### Exercise
Respond with nothing but the number of lines in this data that include the word "construction".

==================================================

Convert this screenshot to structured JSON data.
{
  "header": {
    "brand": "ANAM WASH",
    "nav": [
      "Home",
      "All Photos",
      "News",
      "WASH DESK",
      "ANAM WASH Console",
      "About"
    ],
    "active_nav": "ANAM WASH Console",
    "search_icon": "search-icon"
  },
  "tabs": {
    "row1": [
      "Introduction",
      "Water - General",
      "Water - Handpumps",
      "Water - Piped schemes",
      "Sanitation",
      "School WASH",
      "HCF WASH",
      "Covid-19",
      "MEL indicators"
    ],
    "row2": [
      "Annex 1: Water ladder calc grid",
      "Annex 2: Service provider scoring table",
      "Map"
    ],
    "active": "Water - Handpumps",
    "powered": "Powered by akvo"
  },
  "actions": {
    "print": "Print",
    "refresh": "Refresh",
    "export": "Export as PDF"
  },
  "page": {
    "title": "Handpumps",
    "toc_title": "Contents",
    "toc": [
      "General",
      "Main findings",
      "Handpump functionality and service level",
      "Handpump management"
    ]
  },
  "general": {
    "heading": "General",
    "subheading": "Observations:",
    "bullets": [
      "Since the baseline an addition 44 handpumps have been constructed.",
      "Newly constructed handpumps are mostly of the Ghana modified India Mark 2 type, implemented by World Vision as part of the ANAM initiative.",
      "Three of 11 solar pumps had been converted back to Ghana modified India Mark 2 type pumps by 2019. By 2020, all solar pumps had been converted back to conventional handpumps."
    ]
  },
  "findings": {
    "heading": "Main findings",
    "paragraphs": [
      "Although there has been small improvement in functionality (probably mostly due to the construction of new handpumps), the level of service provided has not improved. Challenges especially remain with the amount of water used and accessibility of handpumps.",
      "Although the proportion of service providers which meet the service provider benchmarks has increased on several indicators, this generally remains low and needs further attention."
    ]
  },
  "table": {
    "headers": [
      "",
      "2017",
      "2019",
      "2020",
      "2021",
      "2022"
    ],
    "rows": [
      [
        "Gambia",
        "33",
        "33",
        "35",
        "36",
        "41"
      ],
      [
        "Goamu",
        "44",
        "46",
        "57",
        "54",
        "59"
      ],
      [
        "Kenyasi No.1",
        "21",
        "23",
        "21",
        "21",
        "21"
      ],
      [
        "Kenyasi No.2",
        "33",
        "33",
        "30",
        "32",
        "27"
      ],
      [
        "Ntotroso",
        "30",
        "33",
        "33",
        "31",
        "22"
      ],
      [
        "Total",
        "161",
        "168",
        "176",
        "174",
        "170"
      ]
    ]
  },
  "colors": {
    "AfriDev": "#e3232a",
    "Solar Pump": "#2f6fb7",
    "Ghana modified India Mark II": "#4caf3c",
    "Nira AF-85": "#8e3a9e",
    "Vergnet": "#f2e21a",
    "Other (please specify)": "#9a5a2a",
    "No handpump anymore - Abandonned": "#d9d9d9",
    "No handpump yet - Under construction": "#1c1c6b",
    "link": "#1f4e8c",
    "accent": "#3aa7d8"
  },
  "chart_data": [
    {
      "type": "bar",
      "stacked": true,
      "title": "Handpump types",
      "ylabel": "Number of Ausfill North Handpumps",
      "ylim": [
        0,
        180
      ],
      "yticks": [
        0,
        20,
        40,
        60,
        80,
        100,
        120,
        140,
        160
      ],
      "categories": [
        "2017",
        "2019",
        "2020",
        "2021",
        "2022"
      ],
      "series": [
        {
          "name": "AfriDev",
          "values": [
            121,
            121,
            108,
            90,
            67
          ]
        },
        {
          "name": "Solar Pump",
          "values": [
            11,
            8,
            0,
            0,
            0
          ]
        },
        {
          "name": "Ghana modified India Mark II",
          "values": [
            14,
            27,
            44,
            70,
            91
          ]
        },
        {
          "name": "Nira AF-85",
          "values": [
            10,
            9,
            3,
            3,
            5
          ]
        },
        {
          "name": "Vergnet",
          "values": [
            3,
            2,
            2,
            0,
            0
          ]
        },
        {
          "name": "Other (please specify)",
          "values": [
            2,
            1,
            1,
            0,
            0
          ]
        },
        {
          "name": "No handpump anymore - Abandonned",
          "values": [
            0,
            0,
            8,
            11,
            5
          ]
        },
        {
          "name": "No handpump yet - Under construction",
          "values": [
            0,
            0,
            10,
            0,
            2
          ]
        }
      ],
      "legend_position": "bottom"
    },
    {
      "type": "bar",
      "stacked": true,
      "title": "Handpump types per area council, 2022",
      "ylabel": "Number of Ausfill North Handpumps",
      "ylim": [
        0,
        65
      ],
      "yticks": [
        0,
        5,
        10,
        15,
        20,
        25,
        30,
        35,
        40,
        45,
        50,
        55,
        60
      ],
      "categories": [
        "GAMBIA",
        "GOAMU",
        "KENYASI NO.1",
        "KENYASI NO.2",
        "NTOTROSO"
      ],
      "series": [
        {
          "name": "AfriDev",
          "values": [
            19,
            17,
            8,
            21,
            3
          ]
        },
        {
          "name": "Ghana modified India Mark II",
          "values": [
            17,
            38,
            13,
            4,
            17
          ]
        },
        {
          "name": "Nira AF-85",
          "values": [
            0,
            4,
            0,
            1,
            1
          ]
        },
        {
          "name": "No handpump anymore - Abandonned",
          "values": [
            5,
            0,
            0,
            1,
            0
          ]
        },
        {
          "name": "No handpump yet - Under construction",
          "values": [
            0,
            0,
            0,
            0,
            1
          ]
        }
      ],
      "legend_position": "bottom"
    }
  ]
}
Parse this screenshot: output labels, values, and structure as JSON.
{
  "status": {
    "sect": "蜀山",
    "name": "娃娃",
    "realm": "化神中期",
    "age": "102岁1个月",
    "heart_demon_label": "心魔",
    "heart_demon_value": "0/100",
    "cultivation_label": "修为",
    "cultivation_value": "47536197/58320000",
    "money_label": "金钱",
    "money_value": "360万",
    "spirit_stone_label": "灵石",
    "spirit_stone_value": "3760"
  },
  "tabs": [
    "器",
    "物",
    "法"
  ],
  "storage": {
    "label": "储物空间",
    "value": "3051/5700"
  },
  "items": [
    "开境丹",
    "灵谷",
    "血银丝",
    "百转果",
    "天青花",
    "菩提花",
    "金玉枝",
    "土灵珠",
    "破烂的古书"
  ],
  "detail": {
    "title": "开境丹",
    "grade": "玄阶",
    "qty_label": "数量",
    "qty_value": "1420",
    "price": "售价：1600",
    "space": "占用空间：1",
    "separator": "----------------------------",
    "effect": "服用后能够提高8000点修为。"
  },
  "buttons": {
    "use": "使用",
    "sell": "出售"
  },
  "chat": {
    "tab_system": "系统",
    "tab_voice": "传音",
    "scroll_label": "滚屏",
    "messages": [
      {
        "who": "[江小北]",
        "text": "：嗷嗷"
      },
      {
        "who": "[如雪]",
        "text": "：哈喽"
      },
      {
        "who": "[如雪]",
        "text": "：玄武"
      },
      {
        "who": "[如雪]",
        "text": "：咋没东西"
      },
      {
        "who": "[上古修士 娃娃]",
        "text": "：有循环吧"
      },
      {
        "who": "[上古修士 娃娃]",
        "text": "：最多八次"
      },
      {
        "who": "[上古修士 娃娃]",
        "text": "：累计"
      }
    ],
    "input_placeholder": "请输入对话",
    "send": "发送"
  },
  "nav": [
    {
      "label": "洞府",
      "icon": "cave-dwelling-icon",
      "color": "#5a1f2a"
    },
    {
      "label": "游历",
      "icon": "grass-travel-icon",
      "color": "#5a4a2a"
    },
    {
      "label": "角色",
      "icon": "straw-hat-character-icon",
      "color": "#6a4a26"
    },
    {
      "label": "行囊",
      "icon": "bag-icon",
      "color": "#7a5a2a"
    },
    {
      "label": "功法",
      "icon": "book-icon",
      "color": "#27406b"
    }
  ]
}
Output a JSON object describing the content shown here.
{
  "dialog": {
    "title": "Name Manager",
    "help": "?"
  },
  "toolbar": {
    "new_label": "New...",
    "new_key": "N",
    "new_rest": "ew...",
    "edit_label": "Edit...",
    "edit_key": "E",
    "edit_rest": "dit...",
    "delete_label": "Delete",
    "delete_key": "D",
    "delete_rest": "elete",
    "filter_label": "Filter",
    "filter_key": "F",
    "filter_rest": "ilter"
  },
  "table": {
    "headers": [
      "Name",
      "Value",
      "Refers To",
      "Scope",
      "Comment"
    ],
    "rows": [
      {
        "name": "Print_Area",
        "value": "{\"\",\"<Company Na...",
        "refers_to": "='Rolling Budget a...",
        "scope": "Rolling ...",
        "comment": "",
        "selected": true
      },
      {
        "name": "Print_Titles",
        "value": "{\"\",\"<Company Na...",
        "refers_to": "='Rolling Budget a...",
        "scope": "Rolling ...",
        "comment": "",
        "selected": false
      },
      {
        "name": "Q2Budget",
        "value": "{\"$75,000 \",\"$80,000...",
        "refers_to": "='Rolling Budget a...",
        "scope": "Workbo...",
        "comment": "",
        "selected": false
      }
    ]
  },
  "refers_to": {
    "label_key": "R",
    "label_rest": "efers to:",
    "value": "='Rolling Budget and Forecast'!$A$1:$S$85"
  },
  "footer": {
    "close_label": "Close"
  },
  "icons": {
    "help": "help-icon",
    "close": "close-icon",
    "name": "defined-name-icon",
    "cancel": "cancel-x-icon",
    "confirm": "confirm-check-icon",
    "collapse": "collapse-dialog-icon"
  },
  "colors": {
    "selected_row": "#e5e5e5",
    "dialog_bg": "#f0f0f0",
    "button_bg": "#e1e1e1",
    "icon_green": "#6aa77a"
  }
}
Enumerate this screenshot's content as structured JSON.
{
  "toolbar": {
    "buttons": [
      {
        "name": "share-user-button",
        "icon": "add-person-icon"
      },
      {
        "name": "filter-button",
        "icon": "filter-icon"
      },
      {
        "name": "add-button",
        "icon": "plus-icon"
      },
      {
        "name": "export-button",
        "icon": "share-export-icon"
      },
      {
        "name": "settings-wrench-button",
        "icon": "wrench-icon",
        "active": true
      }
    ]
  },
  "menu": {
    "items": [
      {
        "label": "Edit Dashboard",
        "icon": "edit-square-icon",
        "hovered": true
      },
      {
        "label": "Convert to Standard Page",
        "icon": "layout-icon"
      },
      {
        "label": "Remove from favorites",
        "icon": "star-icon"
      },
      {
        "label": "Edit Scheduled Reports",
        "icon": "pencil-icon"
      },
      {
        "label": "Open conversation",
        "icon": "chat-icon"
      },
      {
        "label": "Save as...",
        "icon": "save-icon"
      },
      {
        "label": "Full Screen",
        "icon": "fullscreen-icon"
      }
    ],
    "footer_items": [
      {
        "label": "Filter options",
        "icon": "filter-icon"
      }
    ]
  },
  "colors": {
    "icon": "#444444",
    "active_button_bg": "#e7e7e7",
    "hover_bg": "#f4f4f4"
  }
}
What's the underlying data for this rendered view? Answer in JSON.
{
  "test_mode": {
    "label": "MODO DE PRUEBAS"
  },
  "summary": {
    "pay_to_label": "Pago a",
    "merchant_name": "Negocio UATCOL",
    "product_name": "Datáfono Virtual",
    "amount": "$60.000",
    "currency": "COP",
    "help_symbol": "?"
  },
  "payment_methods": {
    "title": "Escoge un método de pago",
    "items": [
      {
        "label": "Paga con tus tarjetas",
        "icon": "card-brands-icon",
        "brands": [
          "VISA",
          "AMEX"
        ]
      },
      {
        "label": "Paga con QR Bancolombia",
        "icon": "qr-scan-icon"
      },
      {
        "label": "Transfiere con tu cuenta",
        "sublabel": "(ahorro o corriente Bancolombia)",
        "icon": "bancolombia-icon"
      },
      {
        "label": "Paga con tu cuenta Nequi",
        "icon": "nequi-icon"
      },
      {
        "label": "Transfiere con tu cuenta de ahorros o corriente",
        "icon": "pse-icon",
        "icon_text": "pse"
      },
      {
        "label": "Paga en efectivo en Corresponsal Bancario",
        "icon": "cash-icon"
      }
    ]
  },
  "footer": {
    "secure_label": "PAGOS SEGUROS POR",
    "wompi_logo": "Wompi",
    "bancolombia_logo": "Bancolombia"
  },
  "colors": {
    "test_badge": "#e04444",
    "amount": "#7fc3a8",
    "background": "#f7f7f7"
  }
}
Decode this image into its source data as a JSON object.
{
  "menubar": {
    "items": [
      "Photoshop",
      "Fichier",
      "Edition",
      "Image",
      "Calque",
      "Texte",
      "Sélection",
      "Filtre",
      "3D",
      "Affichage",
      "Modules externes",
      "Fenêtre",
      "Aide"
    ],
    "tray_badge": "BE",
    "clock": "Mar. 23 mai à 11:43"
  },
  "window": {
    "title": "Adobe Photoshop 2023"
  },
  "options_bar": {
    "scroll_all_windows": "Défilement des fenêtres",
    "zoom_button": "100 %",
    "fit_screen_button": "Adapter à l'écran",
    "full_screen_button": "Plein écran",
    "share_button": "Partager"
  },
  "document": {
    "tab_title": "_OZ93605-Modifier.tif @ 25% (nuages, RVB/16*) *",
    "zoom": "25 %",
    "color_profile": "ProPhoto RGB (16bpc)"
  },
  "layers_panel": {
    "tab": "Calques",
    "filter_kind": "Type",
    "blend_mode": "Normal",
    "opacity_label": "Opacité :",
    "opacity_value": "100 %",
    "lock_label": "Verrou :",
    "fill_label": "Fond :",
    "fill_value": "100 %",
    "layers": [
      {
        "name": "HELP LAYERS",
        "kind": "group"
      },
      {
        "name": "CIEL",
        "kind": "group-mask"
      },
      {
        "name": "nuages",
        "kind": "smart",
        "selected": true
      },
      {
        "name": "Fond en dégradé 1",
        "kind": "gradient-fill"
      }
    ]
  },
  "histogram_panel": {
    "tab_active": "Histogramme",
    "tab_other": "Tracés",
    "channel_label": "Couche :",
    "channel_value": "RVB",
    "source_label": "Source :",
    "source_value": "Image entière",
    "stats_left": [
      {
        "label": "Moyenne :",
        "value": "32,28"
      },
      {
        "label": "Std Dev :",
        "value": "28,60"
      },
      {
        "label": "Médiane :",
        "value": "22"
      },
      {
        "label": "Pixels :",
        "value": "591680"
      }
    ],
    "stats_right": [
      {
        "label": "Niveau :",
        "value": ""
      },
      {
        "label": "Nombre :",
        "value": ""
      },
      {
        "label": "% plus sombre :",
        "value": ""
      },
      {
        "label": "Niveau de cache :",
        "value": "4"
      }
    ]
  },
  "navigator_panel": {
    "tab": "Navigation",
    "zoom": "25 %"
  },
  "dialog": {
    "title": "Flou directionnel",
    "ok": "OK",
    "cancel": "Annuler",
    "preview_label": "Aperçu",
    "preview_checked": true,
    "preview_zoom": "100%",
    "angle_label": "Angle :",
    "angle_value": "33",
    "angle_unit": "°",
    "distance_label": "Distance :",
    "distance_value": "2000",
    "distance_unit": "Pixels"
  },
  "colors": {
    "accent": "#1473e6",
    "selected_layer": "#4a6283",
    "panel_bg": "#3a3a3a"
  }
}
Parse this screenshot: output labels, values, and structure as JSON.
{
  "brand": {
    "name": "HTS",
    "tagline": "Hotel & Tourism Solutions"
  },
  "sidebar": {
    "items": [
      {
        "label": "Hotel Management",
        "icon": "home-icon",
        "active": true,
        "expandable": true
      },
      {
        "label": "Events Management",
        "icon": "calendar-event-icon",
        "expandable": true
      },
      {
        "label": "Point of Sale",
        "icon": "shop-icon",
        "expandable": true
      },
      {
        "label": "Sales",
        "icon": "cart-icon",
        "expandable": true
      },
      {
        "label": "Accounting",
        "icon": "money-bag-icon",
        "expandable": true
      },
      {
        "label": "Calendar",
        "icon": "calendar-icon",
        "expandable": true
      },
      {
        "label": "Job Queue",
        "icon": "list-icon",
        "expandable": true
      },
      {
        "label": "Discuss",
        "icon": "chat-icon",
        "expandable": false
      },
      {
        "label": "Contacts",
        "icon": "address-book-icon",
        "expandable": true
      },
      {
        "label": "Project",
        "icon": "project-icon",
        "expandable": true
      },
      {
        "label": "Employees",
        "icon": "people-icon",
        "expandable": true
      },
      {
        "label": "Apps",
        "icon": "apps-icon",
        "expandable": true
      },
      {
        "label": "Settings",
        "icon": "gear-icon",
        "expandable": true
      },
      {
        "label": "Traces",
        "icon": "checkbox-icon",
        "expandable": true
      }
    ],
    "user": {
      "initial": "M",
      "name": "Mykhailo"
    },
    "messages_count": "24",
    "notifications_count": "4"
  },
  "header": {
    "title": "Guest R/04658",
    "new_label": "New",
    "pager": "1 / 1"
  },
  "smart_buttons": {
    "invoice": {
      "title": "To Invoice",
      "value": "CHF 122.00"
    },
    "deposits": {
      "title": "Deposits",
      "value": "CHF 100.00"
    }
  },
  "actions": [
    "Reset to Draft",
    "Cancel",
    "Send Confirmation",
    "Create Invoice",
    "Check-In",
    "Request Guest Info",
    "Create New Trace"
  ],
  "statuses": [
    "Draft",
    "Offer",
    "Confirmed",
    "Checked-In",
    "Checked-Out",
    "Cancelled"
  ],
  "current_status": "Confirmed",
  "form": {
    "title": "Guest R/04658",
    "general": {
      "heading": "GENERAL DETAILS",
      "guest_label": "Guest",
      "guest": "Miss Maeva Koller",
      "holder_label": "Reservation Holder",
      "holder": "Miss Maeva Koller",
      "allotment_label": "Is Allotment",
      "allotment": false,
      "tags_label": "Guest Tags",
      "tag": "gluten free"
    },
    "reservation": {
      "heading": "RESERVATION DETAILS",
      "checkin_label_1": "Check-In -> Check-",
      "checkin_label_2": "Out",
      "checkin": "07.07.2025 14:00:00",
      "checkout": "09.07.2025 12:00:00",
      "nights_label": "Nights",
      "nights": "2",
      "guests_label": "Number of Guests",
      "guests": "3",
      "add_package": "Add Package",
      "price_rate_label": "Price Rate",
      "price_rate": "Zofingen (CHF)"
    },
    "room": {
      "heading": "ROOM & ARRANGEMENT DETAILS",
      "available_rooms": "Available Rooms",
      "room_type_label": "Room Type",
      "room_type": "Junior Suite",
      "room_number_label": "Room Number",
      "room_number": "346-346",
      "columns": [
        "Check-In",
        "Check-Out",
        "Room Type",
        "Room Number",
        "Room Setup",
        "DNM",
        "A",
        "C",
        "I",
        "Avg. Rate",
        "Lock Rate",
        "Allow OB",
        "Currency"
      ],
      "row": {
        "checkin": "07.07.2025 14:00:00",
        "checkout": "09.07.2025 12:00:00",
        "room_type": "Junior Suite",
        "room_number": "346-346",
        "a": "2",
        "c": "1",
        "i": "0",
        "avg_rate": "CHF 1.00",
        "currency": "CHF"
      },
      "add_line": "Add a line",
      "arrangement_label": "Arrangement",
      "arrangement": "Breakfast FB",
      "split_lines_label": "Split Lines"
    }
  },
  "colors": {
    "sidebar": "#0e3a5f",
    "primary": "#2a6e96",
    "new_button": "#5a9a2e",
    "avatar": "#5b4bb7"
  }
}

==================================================

### Worked solution
4